The purpose of this Notice is to highlight the interest of the National Cancer Institute (NCI) Division of Cancer Control and Population Sciences (DCCPS) in receiving applications to understand and address the full spectrum of factors that contribute to disparities in survivorship care, healthcare utilization, and health outcomes among childhood cancer survivors. Studies that focus on factors that extend beyond the individual (e.g., survivor, caregiver, clinician) to include an examination or intervention that involves healthcare teams, healthcare system, community, payer, and/or policy-level factors that contribute to disparities in health outcomes and result in inequitable survivorship care are strongly encouraged.
- Childhood cancer survivor: Any individual who was diagnosed with cancer before the age of 19.
- Health outcomes: Any physical, social, or psychological state that occurs as a result of a health condition or associated treatment. For cancer survivors, health outcomes may result from their cancer, anti-cancer treatments, or other healthcare received.
- Healthcare utilization: The use of services by individuals to prevent, treat, or improve health problems, promote maintenance of health or well-being, or obtain information about health status and prognosis.

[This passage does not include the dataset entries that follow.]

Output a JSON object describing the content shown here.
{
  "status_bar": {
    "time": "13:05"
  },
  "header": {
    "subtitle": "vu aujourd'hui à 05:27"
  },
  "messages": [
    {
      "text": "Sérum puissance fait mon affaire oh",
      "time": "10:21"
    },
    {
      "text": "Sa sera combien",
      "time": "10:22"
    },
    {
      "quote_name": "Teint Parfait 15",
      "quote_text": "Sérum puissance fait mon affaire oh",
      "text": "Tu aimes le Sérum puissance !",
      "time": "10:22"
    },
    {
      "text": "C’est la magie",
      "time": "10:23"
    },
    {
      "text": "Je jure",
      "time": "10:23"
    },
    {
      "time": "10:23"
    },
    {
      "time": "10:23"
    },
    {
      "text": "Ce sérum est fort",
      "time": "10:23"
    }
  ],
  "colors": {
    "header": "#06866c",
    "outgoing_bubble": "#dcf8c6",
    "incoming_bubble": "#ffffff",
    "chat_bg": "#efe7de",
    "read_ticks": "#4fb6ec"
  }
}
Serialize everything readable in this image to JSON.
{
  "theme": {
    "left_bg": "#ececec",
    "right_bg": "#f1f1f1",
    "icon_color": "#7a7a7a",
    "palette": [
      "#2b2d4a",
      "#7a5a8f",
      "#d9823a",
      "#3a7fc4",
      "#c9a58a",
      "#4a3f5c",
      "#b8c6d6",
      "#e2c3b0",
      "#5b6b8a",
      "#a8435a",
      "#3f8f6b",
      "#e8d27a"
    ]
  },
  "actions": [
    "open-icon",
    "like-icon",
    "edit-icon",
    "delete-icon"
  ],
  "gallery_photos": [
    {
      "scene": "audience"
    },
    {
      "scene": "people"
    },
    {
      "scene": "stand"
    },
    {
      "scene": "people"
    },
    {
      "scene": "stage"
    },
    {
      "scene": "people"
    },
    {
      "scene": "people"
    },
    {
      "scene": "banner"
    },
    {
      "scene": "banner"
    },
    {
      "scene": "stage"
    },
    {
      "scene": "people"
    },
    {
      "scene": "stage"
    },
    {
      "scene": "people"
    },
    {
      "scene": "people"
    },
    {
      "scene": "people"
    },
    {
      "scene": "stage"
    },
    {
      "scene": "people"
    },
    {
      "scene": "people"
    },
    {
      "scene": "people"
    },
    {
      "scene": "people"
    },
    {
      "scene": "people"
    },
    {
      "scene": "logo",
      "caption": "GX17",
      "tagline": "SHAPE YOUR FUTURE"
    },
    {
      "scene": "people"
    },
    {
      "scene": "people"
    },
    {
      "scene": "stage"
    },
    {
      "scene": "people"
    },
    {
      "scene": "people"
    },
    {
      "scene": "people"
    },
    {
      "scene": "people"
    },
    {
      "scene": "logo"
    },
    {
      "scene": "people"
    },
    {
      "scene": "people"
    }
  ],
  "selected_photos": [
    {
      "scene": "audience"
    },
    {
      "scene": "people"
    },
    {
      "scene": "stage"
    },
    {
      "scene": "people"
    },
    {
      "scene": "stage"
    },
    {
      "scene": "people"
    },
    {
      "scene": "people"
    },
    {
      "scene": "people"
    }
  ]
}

- Survivorship care: Care delivered to any individual who has been diagnosed with cancer, including one or more of the following components: prevention/surveillance for recurrence and subsequent malignancies, surveillance/management of physical and psychosocial impacts of cancer and its treatment; and health promotion, including the encouragement of positive health behaviors and the cessation or reduction of harmful behaviors (e.g., smoking, alcohol use).

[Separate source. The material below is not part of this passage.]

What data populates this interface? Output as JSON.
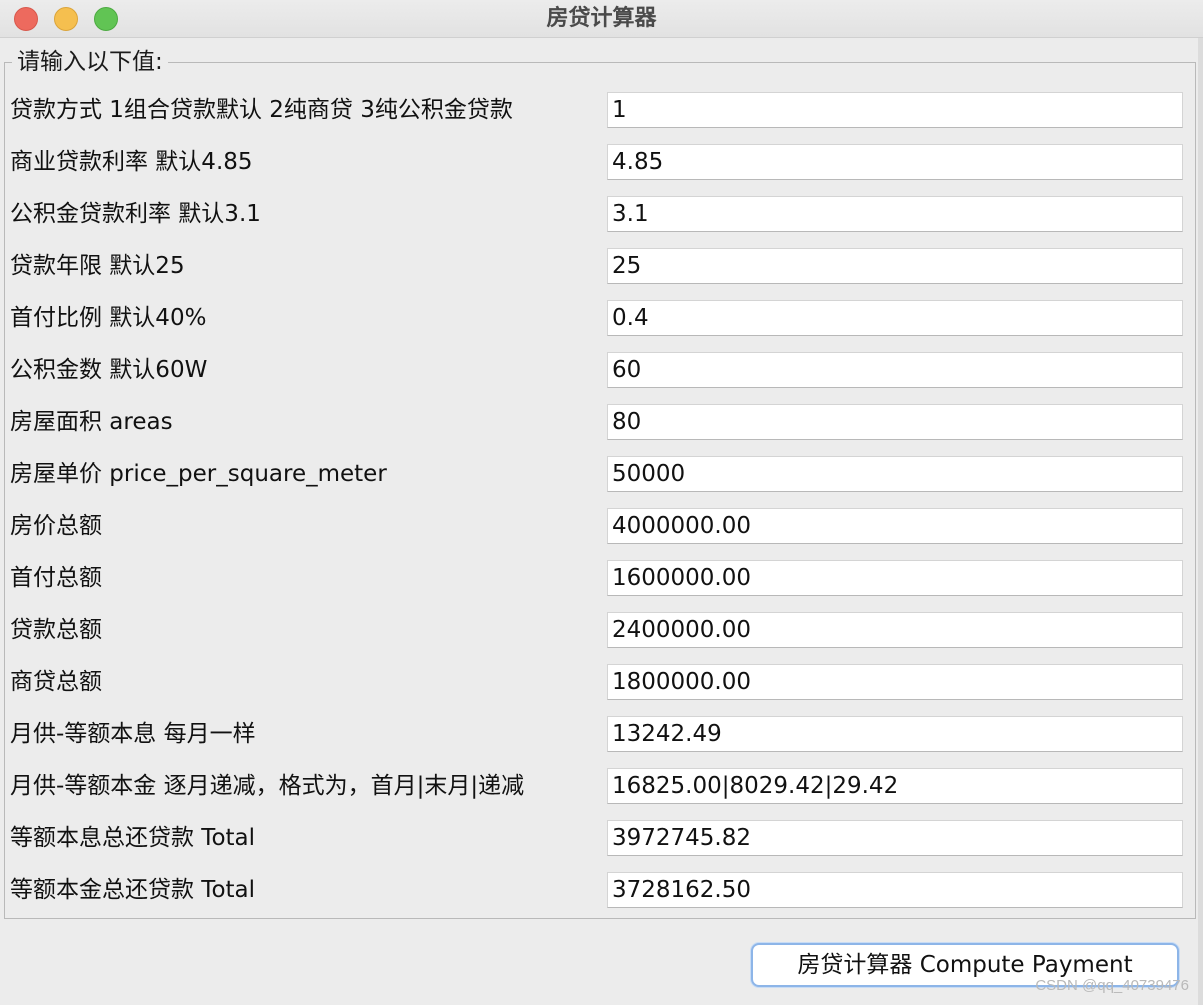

- Multilevel intervention: An intervention at more than one level of individuals, healthcare teams, healthcare systems, community, payer, or policy settings, and that measures outcomes at two or more of these levels.
- Individuals: Patients, survivors, caregivers and family members, and clinicians.
- Healthcare team:Two or more health professionals, social care professionals, and/or staff who identify as a team and work together interdependently to deliver services, coordinate their activities or services, and solve care problems.
- Healthcare system: Collection of primary and specialty-care clinicians and support staff, medical facilities, and organizational structures. Together, these people, institutions, and resources provide the environment for the comprehensive delivery of healthcare services for childhood cancer survivors.
- Community setting: nvironments in which the process of delivering survivorship healthcare reflects approaches typically followed by clinicians whose primary responsibilities are patient care (e.g., Federally Qualified Health Centers). Patient populations in these environments tend to be more representative of the local population -- and may be populations with fewer resources -- than those referred to academic medical centers for specialty care, or who are enrolled in clinical trials.
- Payer: Insurance company or other organization that delivers payment for services.
- Policy setting: Law, procedure, or rules that govern healthcare delivery or reimbursement.